The flow on effect of hiring the wrong person has multiple implications. Not only will the relationship with your new star hire likely sour, but you will have invested a lot of time and energy to get this person on board only to have to go through this exercise again. Not every role in every company requires a rock star – before you start sourcing candidates for your next requirement, take the time to really understand what you need out of the role. It is more important to find the person who is the right fit for the role you have then necesarily just looking at the brightest student, the best sales person by $$$ booking, etc…..

Corporate Leaders…..For Every Best There Is a Worst

I have been in the corporate world as a Recruiter for over 15 years. During that time I have had the opportunity to work with a range of Business Managers and Leaders either as a direct report, an indirect report, as a consultant or in some other way, shape or form. Over that time I have had the opportunity to work with and observe Business Managers that I have really respected and learnt a lot from. Some managers have the right balance of demeanor and business capability that always seems to lift those around them. This type of Manager that I have seen is very motivated and driven to succeed but they drive success through their own actions and work well with others to get others to achieve the best they can.

They do not drive the success of the organisation at the expense of individuals. What I mean is that these Managers make time for each member of an organisation as a person and do not necessarily see others as a dollar sign or means to an end. They give the same amount of attention whether they are talking to a fresh graduate or a high level executive.  I think you would see a Manager like this trying to lift others up when they have fallen down and help people in the way they do their work. When you work with Managers like this they tend to have a calming effect on a team and they help people take a deep breath and refocus when the pressure is on to get through things whether it is quarterly results, difficult customers or incoming sales pipeline. It is easy for employees follow to these Leaders as people want to help make things work in this situation. It is easy to want to work with people who share the same values as you do.

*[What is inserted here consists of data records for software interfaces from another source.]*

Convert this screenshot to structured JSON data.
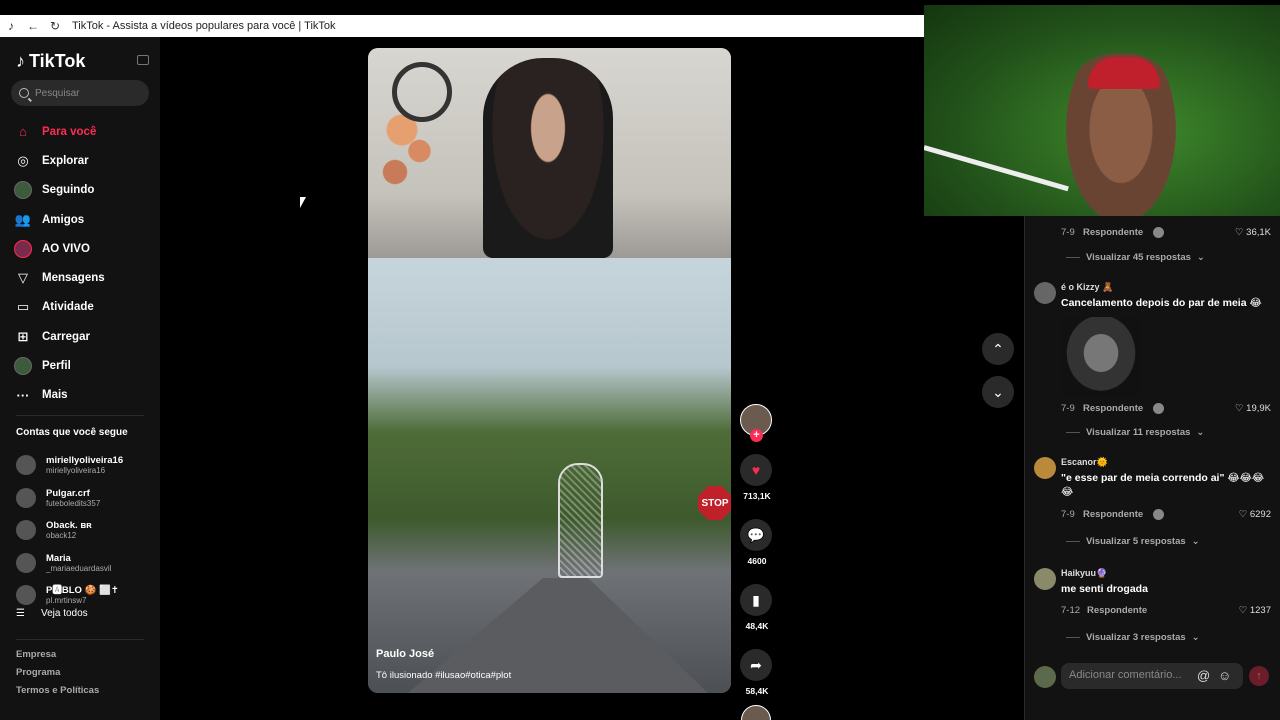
{
  "browser": {
    "title": "TikTok - Assista a vídeos populares para você | TikTok"
  },
  "sidebar": {
    "logo": "TikTok",
    "search_placeholder": "Pesquisar",
    "nav": [
      {
        "label": "Para você",
        "icon": "home-icon"
      },
      {
        "label": "Explorar",
        "icon": "compass-icon"
      },
      {
        "label": "Seguindo",
        "icon": "following-avatar-icon"
      },
      {
        "label": "Amigos",
        "icon": "friends-icon"
      },
      {
        "label": "AO VIVO",
        "icon": "live-icon"
      },
      {
        "label": "Mensagens",
        "icon": "send-icon"
      },
      {
        "label": "Atividade",
        "icon": "activity-icon"
      },
      {
        "label": "Carregar",
        "icon": "upload-icon"
      },
      {
        "label": "Perfil",
        "icon": "profile-icon"
      },
      {
        "label": "Mais",
        "icon": "more-icon"
      }
    ],
    "following_title": "Contas que você segue",
    "following": [
      {
        "name": "miriellyoliveira16",
        "handle": "miriellyoliveira16"
      },
      {
        "name": "Pulgar.crf",
        "handle": "futeboledits357"
      },
      {
        "name": "Oback. ʙʀ",
        "handle": "oback12"
      },
      {
        "name": "Maria",
        "handle": "_mariaeduardasvil"
      },
      {
        "name": "P🅰BLO 🍪 ⬜✝",
        "handle": "pl.mrtinsw7"
      }
    ],
    "see_all": "Veja todos",
    "footer": [
      "Empresa",
      "Programa",
      "Termos e Políticas"
    ]
  },
  "video": {
    "author": "Paulo José",
    "caption": "Tô ilusionado #ilusao#otica#plot",
    "stop_sign": "STOP",
    "likes": "713,1K",
    "comments": "4600",
    "saves": "48,4K",
    "shares": "58,4K"
  },
  "comments": [
    {
      "date": "7-9",
      "reply": "Respondente",
      "likes": "36,1K",
      "more": "Visualizar 45 respostas"
    },
    {
      "user": "é o Kizzy 🧸",
      "text": "Cancelamento depois do par de meia 😂",
      "date": "7-9",
      "reply": "Respondente",
      "likes": "19,9K",
      "more": "Visualizar 11 respostas"
    },
    {
      "user": "Escanor🌞",
      "text": "\"e esse par de meia correndo ai\" 😂😂😂😂",
      "date": "7-9",
      "reply": "Respondente",
      "likes": "6292",
      "more": "Visualizar 5 respostas"
    },
    {
      "user": "Haikyuu🔮",
      "text": "me senti drogada",
      "date": "7-12",
      "reply": "Respondente",
      "likes": "1237",
      "more": "Visualizar 3 respostas"
    }
  ],
  "add_comment_placeholder": "Adicionar comentário..."
}
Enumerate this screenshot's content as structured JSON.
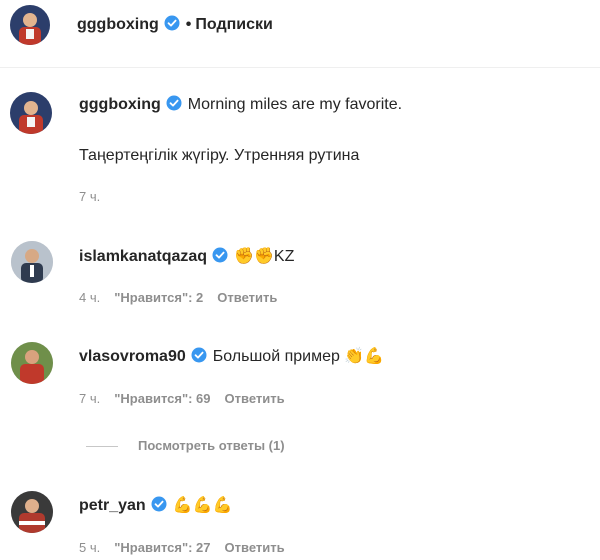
{
  "header": {
    "username": "gggboxing",
    "separator": "•",
    "follow_status": "Подписки"
  },
  "post": {
    "username": "gggboxing",
    "caption_line1": "Morning miles are my favorite.",
    "caption_line2": "Таңертеңгілік жүгіру. Утренняя рутина",
    "time": "7 ч."
  },
  "comments": [
    {
      "username": "islamkanatqazaq",
      "text": "✊✊KZ",
      "time": "4 ч.",
      "likes": "\"Нравится\": 2",
      "reply": "Ответить"
    },
    {
      "username": "vlasovroma90",
      "text": "Большой пример 👏💪",
      "time": "7 ч.",
      "likes": "\"Нравится\": 69",
      "reply": "Ответить"
    },
    {
      "username": "petr_yan",
      "text": "💪💪💪",
      "time": "5 ч.",
      "likes": "\"Нравится\": 27",
      "reply": "Ответить"
    }
  ],
  "view_replies": "Посмотреть ответы (1)",
  "icons": {
    "verified": "verified-badge-icon",
    "verified_color": "#3897f0"
  }
}
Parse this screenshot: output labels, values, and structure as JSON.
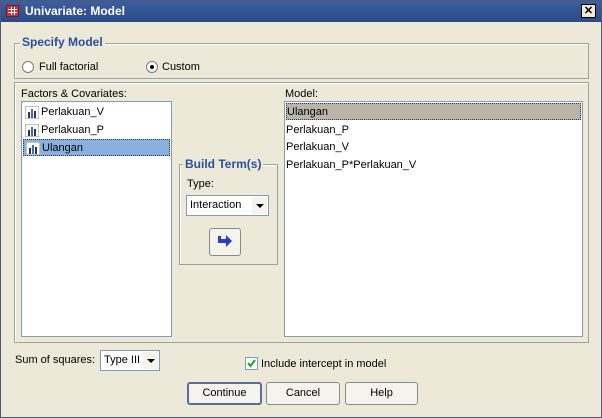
{
  "window": {
    "title": "Univariate: Model",
    "close_glyph": "✕"
  },
  "specify_model": {
    "title": "Specify Model",
    "options": [
      {
        "label": "Full factorial",
        "checked": false
      },
      {
        "label": "Custom",
        "checked": true
      }
    ]
  },
  "factors": {
    "label": "Factors & Covariates:",
    "items": [
      {
        "label": "Perlakuan_V",
        "selected": false
      },
      {
        "label": "Perlakuan_P",
        "selected": false
      },
      {
        "label": "Ulangan",
        "selected": true
      }
    ]
  },
  "build_terms": {
    "title": "Build Term(s)",
    "type_label": "Type:",
    "type_value": "Interaction"
  },
  "model": {
    "label": "Model:",
    "items": [
      {
        "label": "Ulangan",
        "selected": true
      },
      {
        "label": "Perlakuan_P",
        "selected": false
      },
      {
        "label": "Perlakuan_V",
        "selected": false
      },
      {
        "label": "Perlakuan_P*Perlakuan_V",
        "selected": false
      }
    ]
  },
  "sum_of_squares": {
    "label": "Sum of squares:",
    "value": "Type III"
  },
  "intercept": {
    "label": "Include intercept in model",
    "checked": true
  },
  "buttons": {
    "continue": "Continue",
    "cancel": "Cancel",
    "help": "Help"
  },
  "colors": {
    "title_bar": "#2c4a86",
    "group_title": "#2a4fa0",
    "selection": "#8ab0e0",
    "arrow": "#2a3fc0"
  }
}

Just as I have seen some great managers as mentioned above, I have also seen the flip side of the coin and seen some managers at their worst whether that is by trait or circumstances. Unfortunately there are some managers that rely on the old top down management approach that worked many years ago. I am certain we have seen or heard of managers with these traits. These are the folks who believe the louder they yell the better the results will be from others. It is like one of my kids when they have a temper tantrum and stamp their feet thinking this will create change. Whether this is a Manager you work directly with or a Manager in your organisation, it is hard to get behind this type of Leader. If employees provide results it is often as a result of fear which is not a sustainable long term way to manage your work force. With a rapidly changing workforce employees in today’s world not only want to work for great companies but they want to work with others (or to take a quote a word from Seth Godin – people want to be in tribes) who share their same beliefs and ideals. There is nothing wrong with being competitive in business it is what pushes us to develop ourselves out of our comfort zone but great leaders are able to demonstrate the same traits that they want to see no matter what level of person they are working with in an organisation.

Everybody makes mistakes or has moments where they do not act at their best that is part of being human. Moving forward managers and leaders need to understand that they are leading tribes who follow people based on their values. Leaders may find their tribe less responsive to them if they try to lead through fear rather than if they understand that everyone is dependent on each other to be truly successful.